It had appeared that political discussion over preserving public access to the rail corridor from Spallumcheen to Sicamous was completely sidelined. However, the issue is back on the table thanks to the Splatsin.
The Enderby area First Nation is showing great leadership by calling on all local jurisdictions to meet in the new year to determine how to acquire the abandoned rail line from Canadian Pacific and what the best long-term use of the property is.
“We are for working together collaboratively. We all have an interest and want to do what’s right,” said Wayne Christian, Splatsin chief.
The Splatsin have partly become a catalyst because the band recently obtained 20 acres of the rail line through legal action against CP and the federal government. But beyond that, the Splatsin see a number of opportunities that could arise if there is public control over the entire length of the old rail bed.

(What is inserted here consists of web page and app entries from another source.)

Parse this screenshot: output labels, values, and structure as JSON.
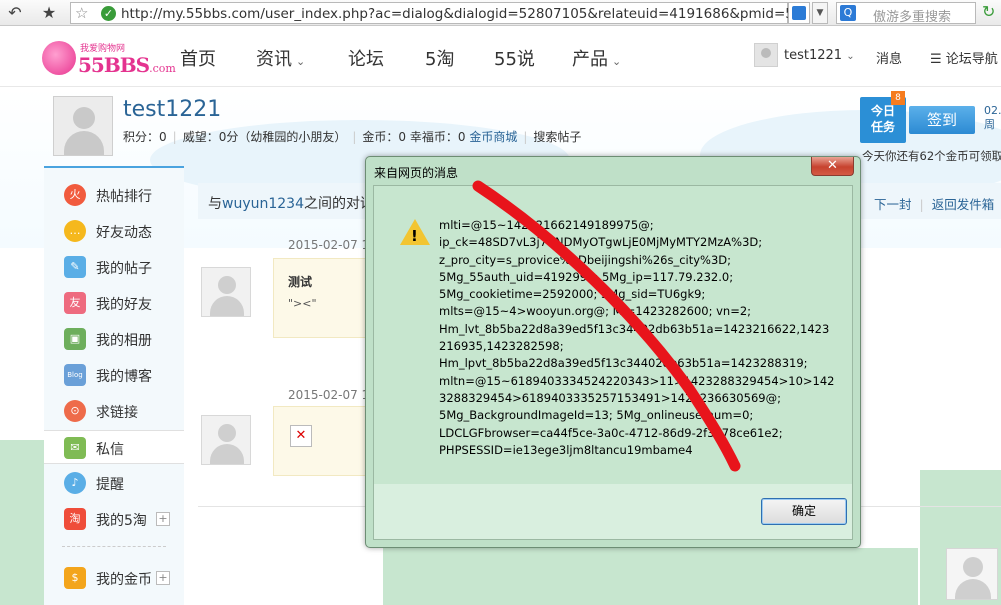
{
  "browser": {
    "url": "http://my.55bbs.com/user_index.php?ac=dialog&dialogid=52807105&relateuid=4191686&pmid=52",
    "search_placeholder": "傲游多重搜索",
    "search_logo": "Q"
  },
  "site": {
    "logo_tagline": "我爱购物网",
    "logo_main": "55BBS",
    "logo_suffix": ".com",
    "nav": [
      {
        "label": "首页"
      },
      {
        "label": "资讯"
      },
      {
        "label": "论坛"
      },
      {
        "label": "5淘"
      },
      {
        "label": "55说"
      },
      {
        "label": "产品"
      }
    ],
    "username": "test1221",
    "messages_label": "消息",
    "forum_nav_label": "论坛导航"
  },
  "profile": {
    "name": "test1221",
    "points": "积分：0",
    "prestige": "威望：0分（幼稚园的小朋友）",
    "gold": "金币：0",
    "fortune": "幸福币：0",
    "gold_mall": "金币商城",
    "search_posts": "搜索帖子"
  },
  "task": {
    "label_line1": "今日",
    "label_line2": "任务",
    "badge": "8",
    "signin_label": "签到",
    "date_line1": "02.",
    "date_line2": "周",
    "tip": "今天你还有62个金币可领取"
  },
  "sidebar": {
    "items": [
      {
        "label": "热帖排行",
        "icon_glyph": "火",
        "color": "#f15b3e"
      },
      {
        "label": "好友动态",
        "icon_glyph": "…",
        "color": "#f5b81d"
      },
      {
        "label": "我的帖子",
        "icon_glyph": "✎",
        "color": "#5aaee6"
      },
      {
        "label": "我的好友",
        "icon_glyph": "友",
        "color": "#ee6b7f"
      },
      {
        "label": "我的相册",
        "icon_glyph": "▣",
        "color": "#6dae5c"
      },
      {
        "label": "我的博客",
        "icon_glyph": "Blog",
        "color": "#6aa0d8"
      },
      {
        "label": "求链接",
        "icon_glyph": "⊙",
        "color": "#ee6b4a"
      },
      {
        "label": "私信",
        "icon_glyph": "✉",
        "color": "#7fbb54"
      },
      {
        "label": "提醒",
        "icon_glyph": "♪",
        "color": "#5aaee6"
      },
      {
        "label": "我的5淘",
        "icon_glyph": "淘",
        "color": "#ef4d3a"
      },
      {
        "label": "我的金币",
        "icon_glyph": "$",
        "color": "#f3a51b"
      }
    ],
    "plus": "+"
  },
  "conversation": {
    "title_prefix": "与",
    "title_user": "wuyun1234",
    "title_suffix": "之间的对话",
    "next_label": "下一封",
    "back_label": "返回发件箱",
    "messages": [
      {
        "time": "2015-02-07 13",
        "title": "测试",
        "body": "\"><\""
      },
      {
        "time": "2015-02-07 13"
      }
    ]
  },
  "dialog": {
    "title": "来自网页的消息",
    "close_label": "✕",
    "warning_icon": "warning-icon",
    "lines": [
      "mlti=@15~142321662149189975@;",
      "ip_ck=48SD7vL3j7CNDMyOTgwLjE0MjMyMTY2MzA%3D;",
      "z_pro_city=s_provice%3Dbeijingshi%26s_city%3D;",
      "5Mg_55auth_uid=4192995; 5Mg_ip=117.79.232.0;",
      "5Mg_cookietime=2592000; 5Mg_sid=TU6gk9;",
      "mlts=@15~4>wooyun.org@; Ml=1423282600; vn=2;",
      "Hm_lvt_8b5ba22d8a39ed5f13c34402db63b51a=1423216622,1423",
      "216935,1423282598;",
      "Hm_lpvt_8b5ba22d8a39ed5f13c34402db63b51a=1423288319;",
      "mltn=@15~6189403334524220343>11>1423288329454>10>142",
      "3288329454>6189403335257153491>1423236630569@;",
      "5Mg_BackgroundImageId=13; 5Mg_onlineusernum=0;",
      "LDCLGFbrowser=ca44f5ce-3a0c-4712-86d9-2f3878ce61e2;",
      "PHPSESSID=ie13ege3ljm8ltancu19mbame4"
    ],
    "ok_label": "确定"
  },
  "colors": {
    "accent_blue": "#2a6496",
    "brand_pink": "#e4338f",
    "annotation_red": "#e8141b"
  }
}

“It’s important that it be maintained as a transportation corridor,” said Christian.
Among the possible options are addressing congestion on parts of Highway 97A and developing a recreational trail that would attract tourists and bolster the local economy.
Yes, it will take a major financial investment from municipalities and regional districts to purchase their portion of the corridor from CP, and the ultimate price tag may ultimately bring the process to a halt. However, unless all players are at the table and open to discussions, the vision of a public link from the North Okanagan to the Shuswap will never materialize.
The Splatsin deserve praise for bringing the issue back to the table.